Grilled cauliflower ($21), the only vegetarian entree, takes another underestimated vehicle and supercharges it. One-fourth of a head of fresh cauliflower was grilled to the cusp of crisp and tender with charred edges, then served with grilled zucchini and fiery red Fresno pepper slices on a bed of kale tossed with sorghum berry hash (I am not kidding about this). It’s plated with a strip of silken orange hazelnut romesco sauce and a dab of hazelnut dukkah, an Egyptian condiment of ground nuts and spices. It’s another strange blend, and it is good.

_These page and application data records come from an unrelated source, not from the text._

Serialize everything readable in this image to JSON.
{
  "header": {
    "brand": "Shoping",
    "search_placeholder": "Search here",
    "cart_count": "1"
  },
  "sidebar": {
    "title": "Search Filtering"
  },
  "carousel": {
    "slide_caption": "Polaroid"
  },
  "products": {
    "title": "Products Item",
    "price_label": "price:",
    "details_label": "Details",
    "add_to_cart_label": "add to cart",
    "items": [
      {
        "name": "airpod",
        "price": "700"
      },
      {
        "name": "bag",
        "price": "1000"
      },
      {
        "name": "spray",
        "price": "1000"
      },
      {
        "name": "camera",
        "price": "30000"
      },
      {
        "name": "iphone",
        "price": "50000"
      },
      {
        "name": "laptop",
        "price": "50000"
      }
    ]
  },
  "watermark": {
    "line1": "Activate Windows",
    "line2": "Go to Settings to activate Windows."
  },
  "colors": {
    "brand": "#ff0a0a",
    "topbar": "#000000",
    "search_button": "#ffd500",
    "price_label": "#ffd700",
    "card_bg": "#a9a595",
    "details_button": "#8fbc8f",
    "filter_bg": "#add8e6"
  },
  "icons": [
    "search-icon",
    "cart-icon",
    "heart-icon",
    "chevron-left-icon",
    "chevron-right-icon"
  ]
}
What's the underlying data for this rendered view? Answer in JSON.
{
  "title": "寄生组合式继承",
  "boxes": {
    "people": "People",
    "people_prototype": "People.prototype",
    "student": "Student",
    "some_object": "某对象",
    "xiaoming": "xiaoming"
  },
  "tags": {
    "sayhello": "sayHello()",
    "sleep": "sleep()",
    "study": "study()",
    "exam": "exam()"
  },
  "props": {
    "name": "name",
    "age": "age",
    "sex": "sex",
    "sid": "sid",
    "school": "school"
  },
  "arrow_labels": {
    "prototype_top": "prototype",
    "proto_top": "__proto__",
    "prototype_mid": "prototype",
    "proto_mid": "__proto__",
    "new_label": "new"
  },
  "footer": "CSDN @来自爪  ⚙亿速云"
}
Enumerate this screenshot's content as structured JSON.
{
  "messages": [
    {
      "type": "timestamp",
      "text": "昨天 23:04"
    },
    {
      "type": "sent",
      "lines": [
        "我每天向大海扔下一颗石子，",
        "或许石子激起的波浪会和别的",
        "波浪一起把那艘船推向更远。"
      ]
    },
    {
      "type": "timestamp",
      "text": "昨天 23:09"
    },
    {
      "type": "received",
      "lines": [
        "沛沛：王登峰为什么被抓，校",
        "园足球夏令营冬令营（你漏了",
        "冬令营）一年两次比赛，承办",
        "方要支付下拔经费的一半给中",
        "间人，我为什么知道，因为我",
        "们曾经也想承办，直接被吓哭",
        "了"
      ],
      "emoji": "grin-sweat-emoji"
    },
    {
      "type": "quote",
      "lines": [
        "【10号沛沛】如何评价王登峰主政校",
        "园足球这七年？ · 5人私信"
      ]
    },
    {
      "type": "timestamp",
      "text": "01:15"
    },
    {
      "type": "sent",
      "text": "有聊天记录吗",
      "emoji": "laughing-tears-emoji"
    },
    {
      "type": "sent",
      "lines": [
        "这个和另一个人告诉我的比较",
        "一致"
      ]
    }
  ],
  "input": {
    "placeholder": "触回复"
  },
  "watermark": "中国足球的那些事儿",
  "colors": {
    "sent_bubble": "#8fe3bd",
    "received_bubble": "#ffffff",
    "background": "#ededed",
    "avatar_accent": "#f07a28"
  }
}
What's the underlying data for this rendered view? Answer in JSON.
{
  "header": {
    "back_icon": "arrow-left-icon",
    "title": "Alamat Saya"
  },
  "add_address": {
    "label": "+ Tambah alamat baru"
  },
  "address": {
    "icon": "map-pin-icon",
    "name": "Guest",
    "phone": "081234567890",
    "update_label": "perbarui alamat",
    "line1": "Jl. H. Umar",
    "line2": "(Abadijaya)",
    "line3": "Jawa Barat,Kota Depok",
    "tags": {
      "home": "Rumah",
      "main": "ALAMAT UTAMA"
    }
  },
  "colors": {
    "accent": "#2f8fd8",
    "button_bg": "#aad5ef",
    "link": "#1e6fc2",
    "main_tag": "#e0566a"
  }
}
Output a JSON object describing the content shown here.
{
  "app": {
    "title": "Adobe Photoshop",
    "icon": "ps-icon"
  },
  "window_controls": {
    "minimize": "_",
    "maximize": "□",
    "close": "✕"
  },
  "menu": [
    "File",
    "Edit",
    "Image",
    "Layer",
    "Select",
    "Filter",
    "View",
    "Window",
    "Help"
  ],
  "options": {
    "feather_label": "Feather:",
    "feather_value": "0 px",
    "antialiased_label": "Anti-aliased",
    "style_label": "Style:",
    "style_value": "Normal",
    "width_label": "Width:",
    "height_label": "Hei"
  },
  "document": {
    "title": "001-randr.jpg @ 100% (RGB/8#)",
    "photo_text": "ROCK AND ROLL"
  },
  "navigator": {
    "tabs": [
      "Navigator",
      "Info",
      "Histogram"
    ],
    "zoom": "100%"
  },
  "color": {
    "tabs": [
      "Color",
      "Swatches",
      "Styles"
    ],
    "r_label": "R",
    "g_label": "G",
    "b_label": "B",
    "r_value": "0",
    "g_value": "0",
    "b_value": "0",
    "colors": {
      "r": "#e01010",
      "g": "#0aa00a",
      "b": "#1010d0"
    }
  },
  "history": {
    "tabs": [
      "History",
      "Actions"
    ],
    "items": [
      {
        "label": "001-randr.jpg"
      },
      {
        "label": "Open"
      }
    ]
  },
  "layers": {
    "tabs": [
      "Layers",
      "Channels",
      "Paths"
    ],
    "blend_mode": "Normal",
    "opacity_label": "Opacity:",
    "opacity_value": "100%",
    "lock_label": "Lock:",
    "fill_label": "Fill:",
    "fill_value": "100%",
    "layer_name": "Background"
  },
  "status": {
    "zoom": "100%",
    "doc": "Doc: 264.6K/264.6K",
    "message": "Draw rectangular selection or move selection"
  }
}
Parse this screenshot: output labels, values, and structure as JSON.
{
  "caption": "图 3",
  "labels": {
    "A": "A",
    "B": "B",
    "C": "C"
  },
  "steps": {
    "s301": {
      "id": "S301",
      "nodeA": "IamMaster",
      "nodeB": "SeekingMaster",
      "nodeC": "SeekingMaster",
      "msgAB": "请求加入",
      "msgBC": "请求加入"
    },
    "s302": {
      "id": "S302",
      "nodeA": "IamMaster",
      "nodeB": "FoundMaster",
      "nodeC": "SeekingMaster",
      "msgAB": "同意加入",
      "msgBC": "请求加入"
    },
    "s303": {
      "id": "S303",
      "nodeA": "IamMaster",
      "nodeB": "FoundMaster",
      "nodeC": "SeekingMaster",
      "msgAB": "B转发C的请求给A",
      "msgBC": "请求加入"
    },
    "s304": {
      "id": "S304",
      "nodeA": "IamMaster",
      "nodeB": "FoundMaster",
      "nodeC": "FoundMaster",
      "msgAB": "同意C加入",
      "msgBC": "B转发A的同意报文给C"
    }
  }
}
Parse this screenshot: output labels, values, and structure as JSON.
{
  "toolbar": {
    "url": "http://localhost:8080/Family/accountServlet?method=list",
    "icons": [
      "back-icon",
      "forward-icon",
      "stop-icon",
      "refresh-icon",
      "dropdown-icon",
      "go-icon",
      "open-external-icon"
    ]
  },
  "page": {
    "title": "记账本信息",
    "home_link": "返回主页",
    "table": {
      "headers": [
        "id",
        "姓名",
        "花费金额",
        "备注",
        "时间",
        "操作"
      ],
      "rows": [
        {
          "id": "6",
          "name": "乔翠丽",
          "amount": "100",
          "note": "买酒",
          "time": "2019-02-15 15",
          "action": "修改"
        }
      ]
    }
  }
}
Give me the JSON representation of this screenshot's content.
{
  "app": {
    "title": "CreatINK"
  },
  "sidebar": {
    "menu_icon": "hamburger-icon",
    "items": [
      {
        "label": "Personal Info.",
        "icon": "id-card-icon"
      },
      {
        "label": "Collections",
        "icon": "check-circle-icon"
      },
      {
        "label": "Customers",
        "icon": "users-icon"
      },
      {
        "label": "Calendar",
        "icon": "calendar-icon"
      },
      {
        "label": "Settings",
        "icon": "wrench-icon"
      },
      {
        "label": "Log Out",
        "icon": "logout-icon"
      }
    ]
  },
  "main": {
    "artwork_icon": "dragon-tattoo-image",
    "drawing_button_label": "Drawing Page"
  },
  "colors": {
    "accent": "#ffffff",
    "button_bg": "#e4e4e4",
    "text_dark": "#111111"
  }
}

A tender and deeply flavored pork chop ($31) started with an excellent local pastured chop, richly flavored, firm but not dry. It too was plated on a wild mix of elements that might have gone wacky in lesser hands but worked just right in Moran’s presentation. It was coated in a sorghum-mustard glaze that imparted a breath of ham-like character, plated on earthy black-eyed-pea hoppin’ John, and garnished with strips of savoy cabbage, pickled cranberries, bits of Granny Smith apple, and something that looked like popcorn but didn’t taste like popcorn: Puffed sorghum berries, chewy and sweet.
An eight-ounce hanger steak ($31), pictured at the top of this page, got an unexpected flavor punch from a plate spread with an aioli made of beef fat flavored with potent, pungent Korean gochujang chile paste, and with sweet-tart pineapple brown sugar tamari. It was cut into four inch-square cubes, charred on the outside, juicy red rare within, and topped with a ration of fresh pea sprouts. A small salad of fresh arugula and pickled radishes came alongside. A side of long, thin umami fries were done just right, crisp and hot, with a peppery mixed-spice seasoning.
Capriole Farm goat cheese cheesecake ($11) made a perfect finish. Light but intense, it consisted of a sweet-tangy goat-cheese filling on a crunchy pistachio-honey crust, plated on a thick, purple blackberry gastrique and topped with a halved oversize blackberry and a mound of whipped cream. Like everything else we tried, it was exceptionally well-made.
Dinner for two came to $98.22, plus a $20 tip.
9980 Linn Station Road
Robin Garr’s rating: 90 points.
Noise level: The room was only partly filled on a Sunday evening, but hard surfaces do bounce noise around; still, we could hear each other speak. (Average sound was 78dB, at the upper end of the conversational range.)
Accessibility: Built as a fast-food eatery, the restaurant is accessible to wheelchair users save for tall stools at the bar and two high-top tables. The restrooms have accessibility facilities.